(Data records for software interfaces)
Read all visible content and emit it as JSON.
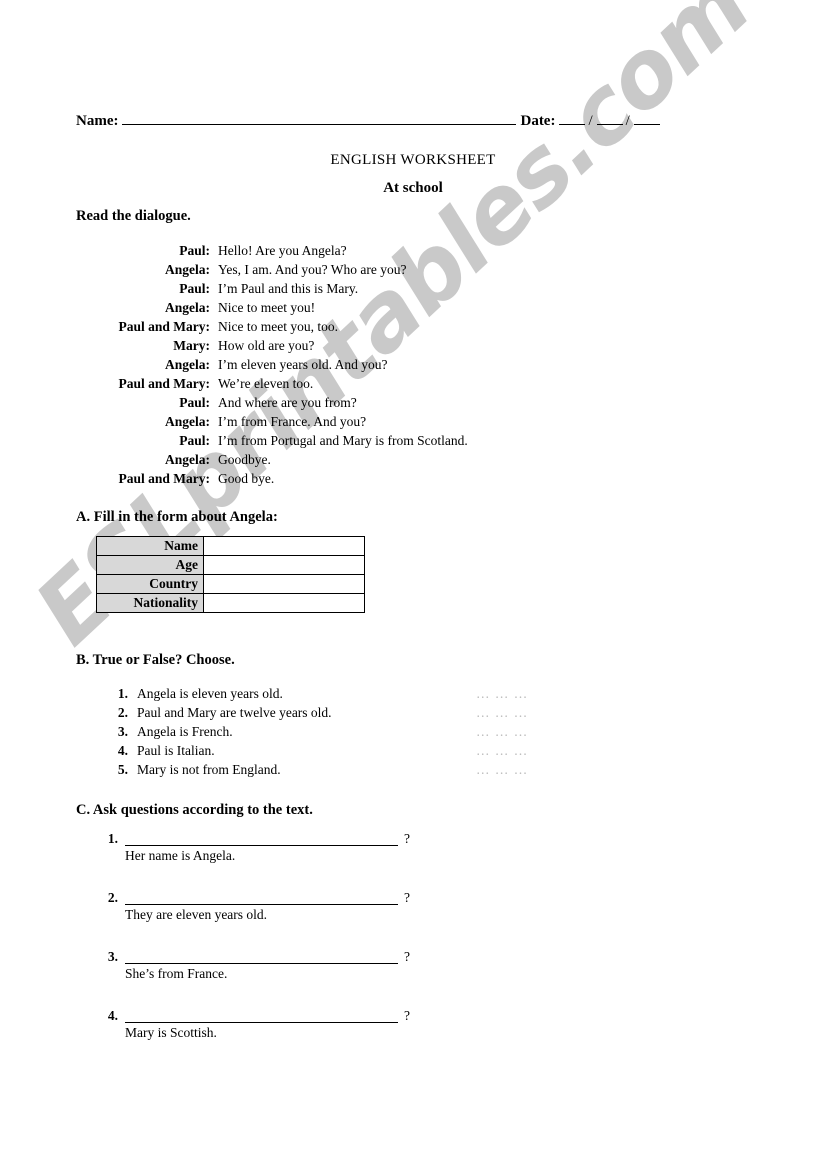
{
  "header": {
    "name_label": "Name:",
    "date_label": "Date:",
    "date_separator": "/"
  },
  "title": {
    "main": "ENGLISH WORKSHEET",
    "sub": "At school"
  },
  "sections": {
    "read_heading": "Read the dialogue.",
    "a_heading": "A. Fill in the form about Angela:",
    "b_heading": "B. True or False? Choose.",
    "c_heading": "C. Ask questions according to the text."
  },
  "dialogue": [
    {
      "speaker": "Paul:",
      "text": "Hello! Are you Angela?"
    },
    {
      "speaker": "Angela:",
      "text": "Yes, I am. And you? Who are you?"
    },
    {
      "speaker": "Paul:",
      "text": "I’m Paul and this is Mary."
    },
    {
      "speaker": "Angela:",
      "text": "Nice to meet you!"
    },
    {
      "speaker": "Paul and Mary:",
      "text": "Nice to meet you, too."
    },
    {
      "speaker": "Mary:",
      "text": "How old are you?"
    },
    {
      "speaker": "Angela:",
      "text": "I’m eleven years old. And you?"
    },
    {
      "speaker": "Paul and Mary:",
      "text": "We’re eleven too."
    },
    {
      "speaker": "Paul:",
      "text": "And where are you from?"
    },
    {
      "speaker": "Angela:",
      "text": "I’m from France. And you?"
    },
    {
      "speaker": "Paul:",
      "text": "I’m from Portugal and Mary is from Scotland."
    },
    {
      "speaker": "Angela:",
      "text": "Goodbye."
    },
    {
      "speaker": "Paul and Mary:",
      "text": "Good bye."
    }
  ],
  "form_table": {
    "rows": [
      {
        "label": "Name",
        "value": ""
      },
      {
        "label": "Age",
        "value": ""
      },
      {
        "label": "Country",
        "value": ""
      },
      {
        "label": "Nationality",
        "value": ""
      }
    ]
  },
  "true_false": {
    "answer_blank": "… … …",
    "items": [
      {
        "num": "1.",
        "text": "Angela is eleven years old."
      },
      {
        "num": "2.",
        "text": "Paul and Mary are twelve years old."
      },
      {
        "num": "3.",
        "text": "Angela is French."
      },
      {
        "num": "4.",
        "text": "Paul is Italian."
      },
      {
        "num": "5.",
        "text": "Mary is not from England."
      }
    ]
  },
  "questions": {
    "question_mark": "?",
    "items": [
      {
        "num": "1.",
        "answer": "Her name is Angela."
      },
      {
        "num": "2.",
        "answer": "They are eleven years old."
      },
      {
        "num": "3.",
        "answer": "She’s from France."
      },
      {
        "num": "4.",
        "answer": "Mary is Scottish."
      }
    ]
  },
  "watermark": {
    "text": "ESLprintables.com",
    "color": "#c9c9c9"
  }
}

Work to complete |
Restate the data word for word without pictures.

Written reply |
Read all visible content and emit it as JSON.
{
  "header": {
    "name_label": "Name:",
    "date_label": "Date:",
    "date_separator": "/"
  },
  "title": {
    "main": "ENGLISH WORKSHEET",
    "sub": "At school"
  },
  "sections": {
    "read_heading": "Read the dialogue.",
    "a_heading": "A. Fill in the form about Angela:",
    "b_heading": "B. True or False? Choose.",
    "c_heading": "C. Ask questions according to the text."
  },
  "dialogue": [
    {
      "speaker": "Paul:",
      "text": "Hello! Are you Angela?"
    },
    {
      "speaker": "Angela:",
      "text": "Yes, I am. And you? Who are you?"
    },
    {
      "speaker": "Paul:",
      "text": "I’m Paul and this is Mary."
    },
    {
      "speaker": "Angela:",
      "text": "Nice to meet you!"
    },
    {
      "speaker": "Paul and Mary:",
      "text": "Nice to meet you, too."
    },
    {
      "speaker": "Mary:",
      "text": "How old are you?"
    },
    {
      "speaker": "Angela:",
      "text": "I’m eleven years old. And you?"
    },
    {
      "speaker": "Paul and Mary:",
      "text": "We’re eleven too."
    },
    {
      "speaker": "Paul:",
      "text": "And where are you from?"
    },
    {
      "speaker": "Angela:",
      "text": "I’m from France. And you?"
    },
    {
      "speaker": "Paul:",
      "text": "I’m from Portugal and Mary is from Scotland."
    },
    {
      "speaker": "Angela:",
      "text": "Goodbye."
    },
    {
      "speaker": "Paul and Mary:",
      "text": "Good bye."
    }
  ],
  "form_table": {
    "rows": [
      {
        "label": "Name",
        "value": ""
      },
      {
        "label": "Age",
        "value": ""
      },
      {
        "label": "Country",
        "value": ""
      },
      {
        "label": "Nationality",
        "value": ""
      }
    ]
  },
  "true_false": {
    "answer_blank": "… … …",
    "items": [
      {
        "num": "1.",
        "text": "Angela is eleven years old."
      },
      {
        "num": "2.",
        "text": "Paul and Mary are twelve years old."
      },
      {
        "num": "3.",
        "text": "Angela is French."
      },
      {
        "num": "4.",
        "text": "Paul is Italian."
      },
      {
        "num": "5.",
        "text": "Mary is not from England."
      }
    ]
  },
  "questions": {
    "question_mark": "?",
    "items": [
      {
        "num": "1.",
        "answer": "Her name is Angela."
      },
      {
        "num": "2.",
        "answer": "They are eleven years old."
      },
      {
        "num": "3.",
        "answer": "She’s from France."
      },
      {
        "num": "4.",
        "answer": "Mary is Scottish."
      }
    ]
  },
  "watermark": {
    "text": "ESLprintables.com",
    "color": "#c9c9c9"
  }
}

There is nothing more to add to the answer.